Whichever method you use, be sure to choose healthy, unbroken pods to harvest.
Once completely dry, gently rub pods between your hands to reveal the dry beans or peas. Separate the seeds from the chaff and allow to continue to fry for another 2 weeks.
Store in an airtight, rodent-safe container.
Cut open a fully-ripe pepper (if it changes color, wait until after the it’s finished) and remove the seeds.
Place on a paper towel and allow to dry for 2 weeks. Store in an airtight container in a cool area, out of direct light..
Tomato seeds need to be treated differently than the other seeds in this article (this process can also be used for cucumber, squash, and melon seeds).
They’re covered with a natural germination inhibitor (the “gel” around a tomato seed) and need to go through a fermenting process to remove it once you harvest the fruit.
In nature, the fruit rots and falls to the ground, and the rotting process removes the gel surrounding the seed.
Since none of us want rotting fruit hanging around in our house attracting fruit flies, we need to ferment the seeds in a shorter timespan, about 5 – 7 days.
After choosing the tomato you want to save seeds from, slice it open and scoop the seeds and pulp into a mason jar. Fill with water and let sit for about a week.
It will probably smell, and might give an off-smell. That’s ok (you can loosely cover the jar to keep pests away). As you’re waiting for the fermenting process to complete, check to see if any of the seeds have started to float.
If so, remove them and toss. They won’t produce strong seedlings, if they sprout at all.
Once fermented, strain out the viable seeds and clean them thoroughly with fresh water. Lay them on a paper towel to dry for a few days. Store in an airtight container in a cool area out of the sun.

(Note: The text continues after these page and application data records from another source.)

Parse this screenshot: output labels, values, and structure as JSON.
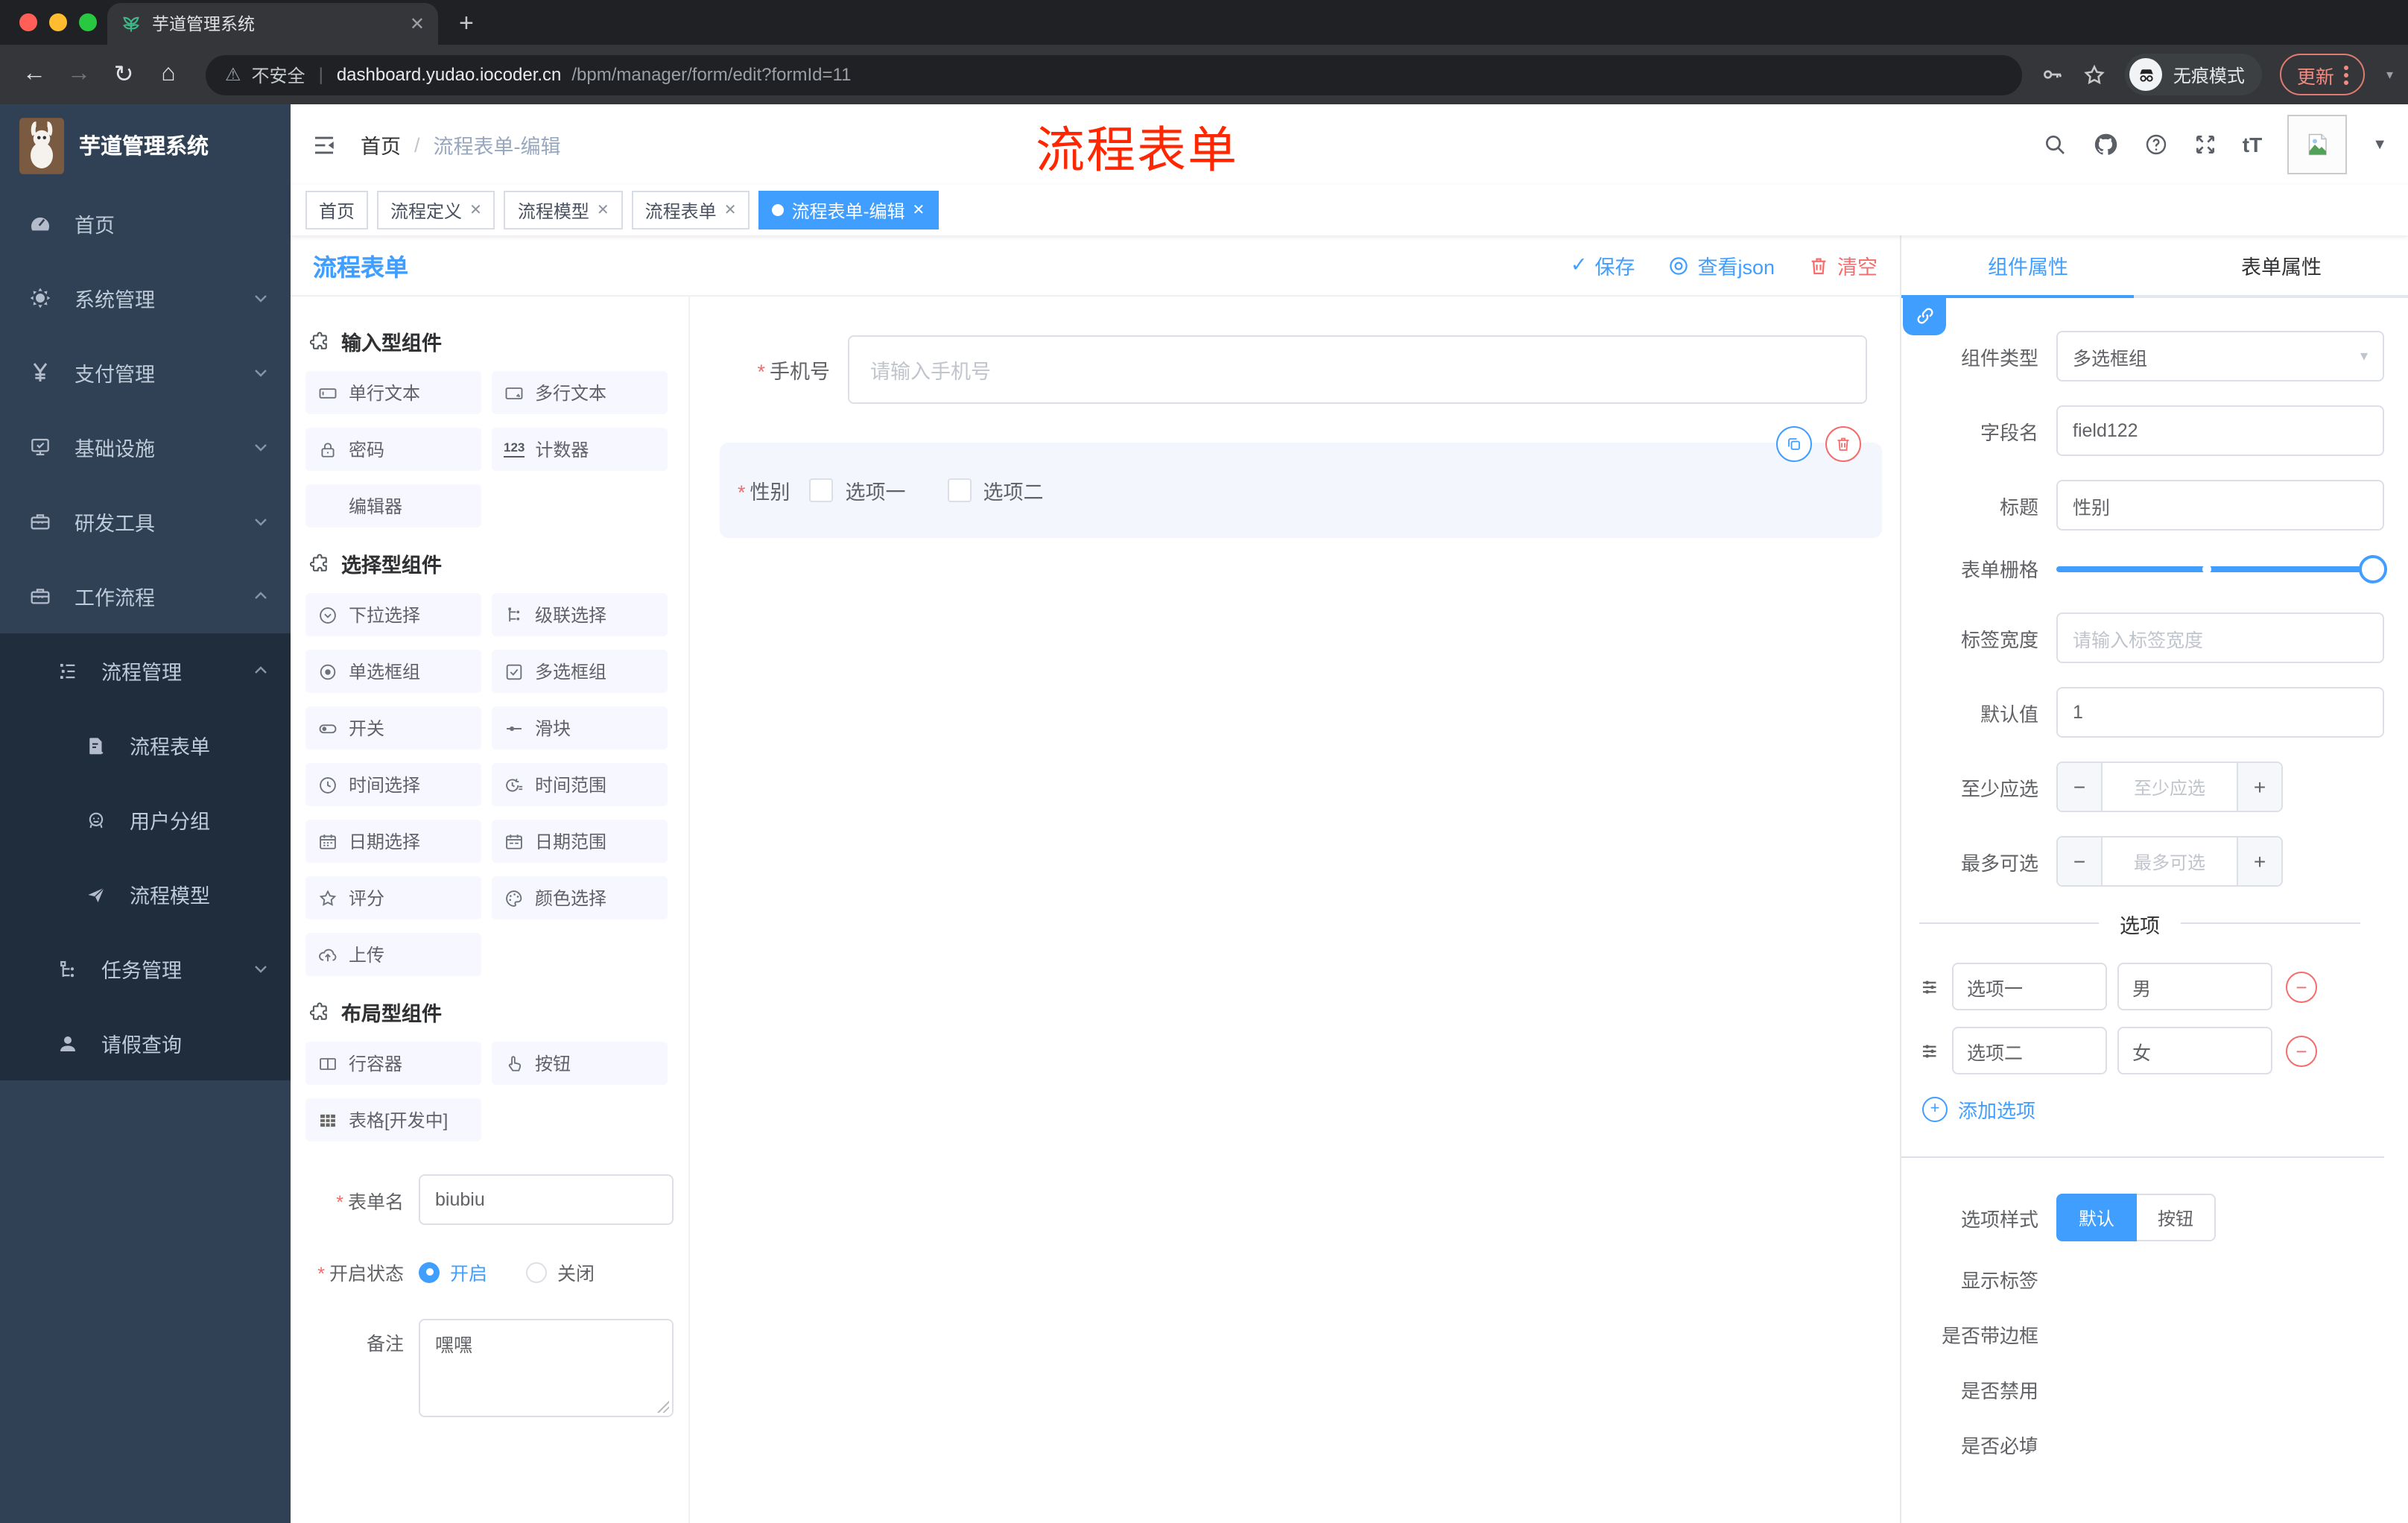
{
  "browser": {
    "tab_title": "芋道管理系统",
    "security": "不安全",
    "url_host": "dashboard.yudao.iocoder.cn",
    "url_path": "/bpm/manager/form/edit?formId=11",
    "incognito": "无痕模式",
    "update": "更新"
  },
  "sidebar": {
    "logo_title": "芋道管理系统",
    "items": [
      {
        "icon": "dashboard-icon",
        "label": "首页"
      },
      {
        "icon": "gear-icon",
        "label": "系统管理"
      },
      {
        "icon": "yen-icon",
        "label": "支付管理"
      },
      {
        "icon": "infra-icon",
        "label": "基础设施"
      },
      {
        "icon": "tools-icon",
        "label": "研发工具"
      },
      {
        "icon": "workflow-icon",
        "label": "工作流程"
      }
    ],
    "submenu": {
      "group1": {
        "icon": "tree-icon",
        "label": "流程管理",
        "children": [
          {
            "icon": "form-icon",
            "label": "流程表单"
          },
          {
            "icon": "group-icon",
            "label": "用户分组"
          },
          {
            "icon": "model-icon",
            "label": "流程模型"
          }
        ]
      },
      "group2": {
        "icon": "task-icon",
        "label": "任务管理"
      },
      "leave": {
        "icon": "user-icon",
        "label": "请假查询"
      }
    }
  },
  "header": {
    "breadcrumb_home": "首页",
    "breadcrumb_sep": "/",
    "breadcrumb_current": "流程表单-编辑",
    "annotation": "流程表单"
  },
  "tags": [
    {
      "label": "首页"
    },
    {
      "label": "流程定义"
    },
    {
      "label": "流程模型"
    },
    {
      "label": "流程表单"
    },
    {
      "label": "流程表单-编辑"
    }
  ],
  "toolbar": {
    "title": "流程表单",
    "save": "保存",
    "view_json": "查看json",
    "clear": "清空"
  },
  "palette": {
    "sections": [
      {
        "title": "输入型组件",
        "items": [
          {
            "icon": "input-icon",
            "label": "单行文本"
          },
          {
            "icon": "textarea-icon",
            "label": "多行文本"
          },
          {
            "icon": "password-icon",
            "label": "密码"
          },
          {
            "icon": "counter-icon",
            "label": "计数器"
          },
          {
            "icon": "",
            "label": "编辑器"
          }
        ]
      },
      {
        "title": "选择型组件",
        "items": [
          {
            "icon": "select-icon",
            "label": "下拉选择"
          },
          {
            "icon": "cascader-icon",
            "label": "级联选择"
          },
          {
            "icon": "radio-icon",
            "label": "单选框组"
          },
          {
            "icon": "checkbox-icon",
            "label": "多选框组"
          },
          {
            "icon": "switch-icon",
            "label": "开关"
          },
          {
            "icon": "slider-icon",
            "label": "滑块"
          },
          {
            "icon": "time-icon",
            "label": "时间选择"
          },
          {
            "icon": "time-range-icon",
            "label": "时间范围"
          },
          {
            "icon": "date-icon",
            "label": "日期选择"
          },
          {
            "icon": "date-range-icon",
            "label": "日期范围"
          },
          {
            "icon": "rate-icon",
            "label": "评分"
          },
          {
            "icon": "color-icon",
            "label": "颜色选择"
          },
          {
            "icon": "upload-icon",
            "label": "上传"
          }
        ]
      },
      {
        "title": "布局型组件",
        "items": [
          {
            "icon": "row-icon",
            "label": "行容器"
          },
          {
            "icon": "button-icon",
            "label": "按钮"
          },
          {
            "icon": "table-icon",
            "label": "表格[开发中]"
          }
        ]
      }
    ]
  },
  "icons": {
    "counter_text": "123",
    "fontsize_text": "tT"
  },
  "meta_form": {
    "name_label": "表单名",
    "name_value": "biubiu",
    "status_label": "开启状态",
    "status_on": "开启",
    "status_off": "关闭",
    "remark_label": "备注",
    "remark_value": "嘿嘿"
  },
  "canvas": {
    "phone": {
      "label": "手机号",
      "placeholder": "请输入手机号"
    },
    "gender": {
      "label": "性别",
      "options": [
        "选项一",
        "选项二"
      ]
    }
  },
  "panel": {
    "tab_component": "组件属性",
    "tab_form": "表单属性",
    "rows": {
      "type_label": "组件类型",
      "type_value": "多选框组",
      "field_label": "字段名",
      "field_value": "field122",
      "title_label": "标题",
      "title_value": "性别",
      "grid_label": "表单栅格",
      "width_label": "标签宽度",
      "width_placeholder": "请输入标签宽度",
      "default_label": "默认值",
      "default_value": "1",
      "min_label": "至少应选",
      "min_placeholder": "至少应选",
      "max_label": "最多可选",
      "max_placeholder": "最多可选"
    },
    "options_divider": "选项",
    "options": [
      {
        "label": "选项一",
        "value": "男"
      },
      {
        "label": "选项二",
        "value": "女"
      }
    ],
    "add_option": "添加选项",
    "style_label": "选项样式",
    "style_default": "默认",
    "style_button": "按钮",
    "switches": [
      {
        "label": "显示标签",
        "on": true
      },
      {
        "label": "是否带边框",
        "on": false
      },
      {
        "label": "是否禁用",
        "on": false
      },
      {
        "label": "是否必填",
        "on": true
      }
    ]
  },
  "colors": {
    "accent": "#409eff",
    "danger": "#f56c6c",
    "annotation": "#fe2702",
    "sidebar_bg": "#304156",
    "submenu_bg": "#1f2d3d"
  }
}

Maat van Uitert is a backyard chicken and sustainable living expert. She is also the author of Chickens: Naturally Raising A Sustainable Flock, which was a best seller in it’s Amazon category. Maat has been featured on NBC, CBS, AOL Finance, Community Chickens, the Huffington Post, Chickens magazine, Backyard Poultry, and Countryside Magazine. She lives on her farm in Southeast Missouri with her husband, two children, and about a million chickens and ducks. You can follow Maat on Facebook here and Instagram here.